Start of Block

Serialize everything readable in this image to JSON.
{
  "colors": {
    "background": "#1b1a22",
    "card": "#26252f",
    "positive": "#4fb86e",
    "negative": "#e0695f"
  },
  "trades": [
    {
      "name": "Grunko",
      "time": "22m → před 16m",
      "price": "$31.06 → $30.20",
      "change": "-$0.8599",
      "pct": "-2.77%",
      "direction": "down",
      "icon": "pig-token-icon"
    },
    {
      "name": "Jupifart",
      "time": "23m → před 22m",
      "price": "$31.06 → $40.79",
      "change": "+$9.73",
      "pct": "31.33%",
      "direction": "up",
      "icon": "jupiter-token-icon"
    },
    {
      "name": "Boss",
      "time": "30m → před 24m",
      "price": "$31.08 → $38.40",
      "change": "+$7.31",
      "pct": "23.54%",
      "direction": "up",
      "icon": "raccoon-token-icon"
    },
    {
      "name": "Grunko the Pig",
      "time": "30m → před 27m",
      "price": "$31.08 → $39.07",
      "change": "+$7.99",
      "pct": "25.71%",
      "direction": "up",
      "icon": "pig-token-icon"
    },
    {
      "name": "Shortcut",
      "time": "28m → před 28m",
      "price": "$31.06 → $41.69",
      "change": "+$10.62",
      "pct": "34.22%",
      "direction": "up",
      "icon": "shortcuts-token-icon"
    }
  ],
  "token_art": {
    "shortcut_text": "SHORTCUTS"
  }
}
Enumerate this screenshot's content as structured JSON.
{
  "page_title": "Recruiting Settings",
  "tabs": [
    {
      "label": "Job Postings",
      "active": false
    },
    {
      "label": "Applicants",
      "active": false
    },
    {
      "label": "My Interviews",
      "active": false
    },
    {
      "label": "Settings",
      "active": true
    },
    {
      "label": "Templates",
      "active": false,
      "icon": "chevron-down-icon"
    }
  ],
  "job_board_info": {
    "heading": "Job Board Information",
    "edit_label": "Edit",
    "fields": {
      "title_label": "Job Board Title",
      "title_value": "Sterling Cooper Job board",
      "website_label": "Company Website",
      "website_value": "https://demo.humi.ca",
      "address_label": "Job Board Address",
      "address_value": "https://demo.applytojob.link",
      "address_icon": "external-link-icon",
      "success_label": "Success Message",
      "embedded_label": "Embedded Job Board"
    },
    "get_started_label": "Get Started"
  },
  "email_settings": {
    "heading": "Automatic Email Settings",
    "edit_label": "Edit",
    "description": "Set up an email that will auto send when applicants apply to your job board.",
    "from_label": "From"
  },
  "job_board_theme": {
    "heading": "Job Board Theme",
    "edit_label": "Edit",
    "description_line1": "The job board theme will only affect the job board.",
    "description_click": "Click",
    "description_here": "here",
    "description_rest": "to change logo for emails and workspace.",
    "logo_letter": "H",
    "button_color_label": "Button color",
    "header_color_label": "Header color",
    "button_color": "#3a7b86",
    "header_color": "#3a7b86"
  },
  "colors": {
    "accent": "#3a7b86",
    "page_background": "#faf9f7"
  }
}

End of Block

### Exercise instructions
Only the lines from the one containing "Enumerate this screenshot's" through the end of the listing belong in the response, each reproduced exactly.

### Your solution
Enumerate this screenshot's content as structured JSON.
{
  "page_title": "Recruiting Settings",
  "tabs": [
    {
      "label": "Job Postings",
      "active": false
    },
    {
      "label": "Applicants",
      "active": false
    },
    {
      "label": "My Interviews",
      "active": false
    },
    {
      "label": "Settings",
      "active": true
    },
    {
      "label": "Templates",
      "active": false,
      "icon": "chevron-down-icon"
    }
  ],
  "job_board_info": {
    "heading": "Job Board Information",
    "edit_label": "Edit",
    "fields": {
      "title_label": "Job Board Title",
      "title_value": "Sterling Cooper Job board",
      "website_label": "Company Website",
      "website_value": "https://demo.humi.ca",
      "address_label": "Job Board Address",
      "address_value": "https://demo.applytojob.link",
      "address_icon": "external-link-icon",
      "success_label": "Success Message",
      "embedded_label": "Embedded Job Board"
    },
    "get_started_label": "Get Started"
  },
  "email_settings": {
    "heading": "Automatic Email Settings",
    "edit_label": "Edit",
    "description": "Set up an email that will auto send when applicants apply to your job board.",
    "from_label": "From"
  },
  "job_board_theme": {
    "heading": "Job Board Theme",
    "edit_label": "Edit",
    "description_line1": "The job board theme will only affect the job board.",
    "description_click": "Click",
    "description_here": "here",
    "description_rest": "to change logo for emails and workspace.",
    "logo_letter": "H",
    "button_color_label": "Button color",
    "header_color_label": "Header color",
    "button_color": "#3a7b86",
    "header_color": "#3a7b86"
  },
  "colors": {
    "accent": "#3a7b86",
    "page_background": "#faf9f7"
  }
}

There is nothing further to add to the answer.